“Hezbollah ran the checkpoints because the state wasn’t capable,” said Qassem Kassir, a political analyst knowledgeable about Hezbollah, from his office in Beirut’s southern suburbs. “When Hezbollah knew the state was ready to take over they passed them the checkpoints. Hezbollah still has security in those areas but they are separate from the state security forces.”
But with the increased security measures came a new set of problems, such as waiting at checkpoints run by self-appointed authorities, that angered portions of the population. Last month, members of the Shiyyah family, a local Sunni clan, twice exchanged gunfire with Hezbollah members stationed at a checkpoint in Baalbek, in east Lebanon. The clash left four men dead and five wounded. Both sides suffered casualties.
“These checkpoints were creating negative interactions between people in [the southern suburbs] and Hezbollah,” said Dr. Imad Salamey, a professor of political science at the Lebanese American University in Beirut.

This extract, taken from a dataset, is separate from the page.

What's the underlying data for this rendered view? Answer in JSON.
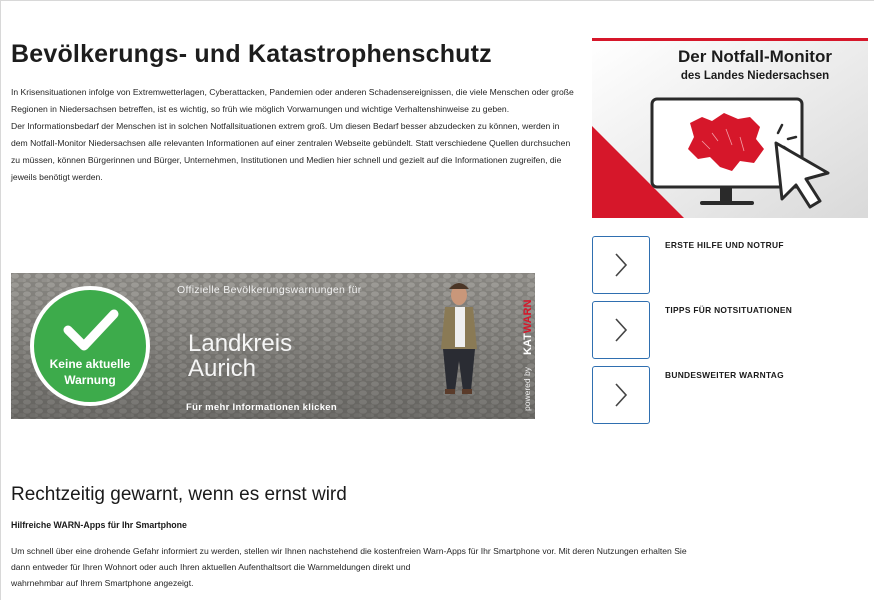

Salamey also believes Hezbollah has political motivations for handing over the checkpoints. “From that perspective Hezbollah removed itself from increasing frictions and awarded more security responsibility to the Lebanese state and security apparatus,” he said.
“If any breaches happen instead of looking like a security failure they can blame them on the Lebanese government. It’s a win-win situation,” he said, adding that Hezbollah’s withdrawal from the Syrian conflict would be the first step toward preserving security for residents of the area.
Hezbollah, however, does not appear ready to withdraw from the Syrian conflict. Their deployment is considered to have played a key role in reversing many opposition fighters’ gains against embattled Syrian President Bashar Al-Assad, a staunch ally of Hezbollah.
“Syria has always provided Hezbollah with military support and that is why Hezbollah is in Syria,” said Kassir. Al-Assad is one of Hezbollah’s and Iran’s closest allies. Keeping him in power would ensure the survival of channels between Iran and Lebanon where Hezbollah enjoys support and can operate freely.
Kassir says Hezbollah initially entered the conflict to protect Lebanese citizens living in west Syrian villages and Shi’a religious sites but are now there to fight takfiris, a term typically used to describe ideological Muslims who believe in the use of violence against different faiths.
Hezbollah initially recognized the need to change the Al-Assad regime’s policies, said Kassir, but because of foreign meddling from countries such as Turkey, Qatar and Saudi Arabia, it has decided to fully back the Syrian Army. The Syrian opposition has become increasingly radical over the last year, as radical foreign fighters from around the world have flocked to the country.
Radical militias continue to emerge and are thought to be receiving funding from Persian Gulf states. Despite this development, western nations and Hezbollah’s opponents in Lebanon have repeatedly denounced the party’s involvement in Syria and continue to call for its withdrawal.
Both Al-Rai and Al-Akhbar, a Kuwait-based newspaper and a Lebanese daily, respectively, defend Hezbollah’s involvement in Syria, reporting that the group, in cooperation with the Syrian regime, is gearing up for an offensive against rebel-held villages near the Syrian-Lebanese border, including Qalamoun, Zabadani and the Sunni village of Arsal, where many armed rebel fighters are reported to be taking refuge.
And with the recent bombings in southern Lebanon, many believe Hezbollah has become even more entrenched in its determination to fight Islamic extremist factions in and around Syria.
Justin Salhani is The Atlantic Post’s Lebanon Correspondent based in Beirut. Marie-José Azzi contributed reporting from Beirut.